Mr. Speaker, the Liberal government's commitment to official languages is really unshakeable.

We pay more attention to official languages than does the Bloc Quebecois, which waited 45 minutes before putting this question.

I must say that we welcomed the report of the Commissioner of Official Languages. She set out her findings clearly, and that will enable us to reaffirm our renewed leadership in the area of official languages.

Trade
Oral Question Period

2:55 p.m.

NDP

Bill Blaikie Winnipeg—Transcona, MB

Mr. Speaker, the Minister for International Trade will know that the Canadian firm Methanex has launched a $1 billion lawsuit against the U.S. under chapter 11 of NAFTA.

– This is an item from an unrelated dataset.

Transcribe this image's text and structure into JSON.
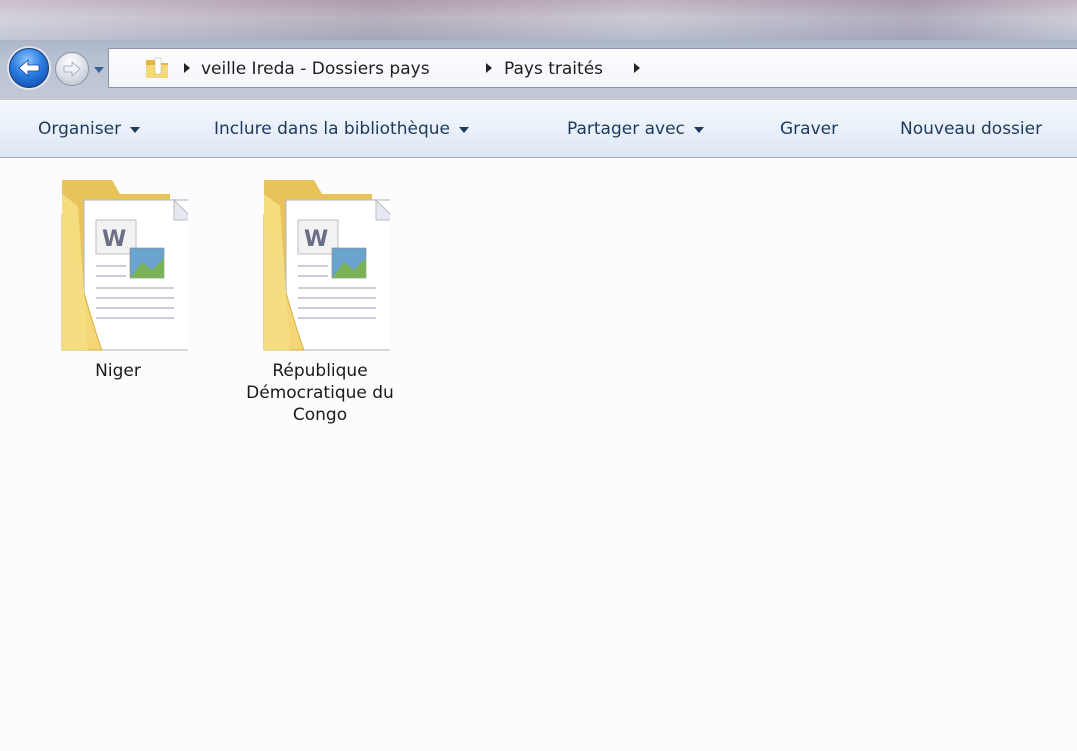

Until now these lawsuits have been conducted behind closed doors with no input from the public. The International Institute for Sustainable Development in Winnipeg has made a request to be involved in the hearing, along with other NGOs, so that their concerns can be made known. The panel has reserved judgment on this and has given Canada until next Friday to make its position known.

I would like to know from the minister what is the position of the Canadian government on this. Will it be supporting the right of NGOs to intervene in these hearings and make their concerns known in the name of transparency and all the other rhetoric the minister talks about?

Trade
Oral Question Period

3 p.m.

Papineau—Saint-Denis
Québec

Liberal

Pierre Pettigrew Minister for International Trade

Mr. Speaker, I had the privilege of meeting with that NGO which does remarkable work in the field of environment. I commended that organization and read the brief it would like to table.

Our officials are in discussions with people at justice. We also have to see, along with the government of Mexico and the government of the United States, what sort of precedent it would create. I certainly commend the contribution IISD has been making on that file. We will advise the House on what our government will decide after consultations with our trade partners.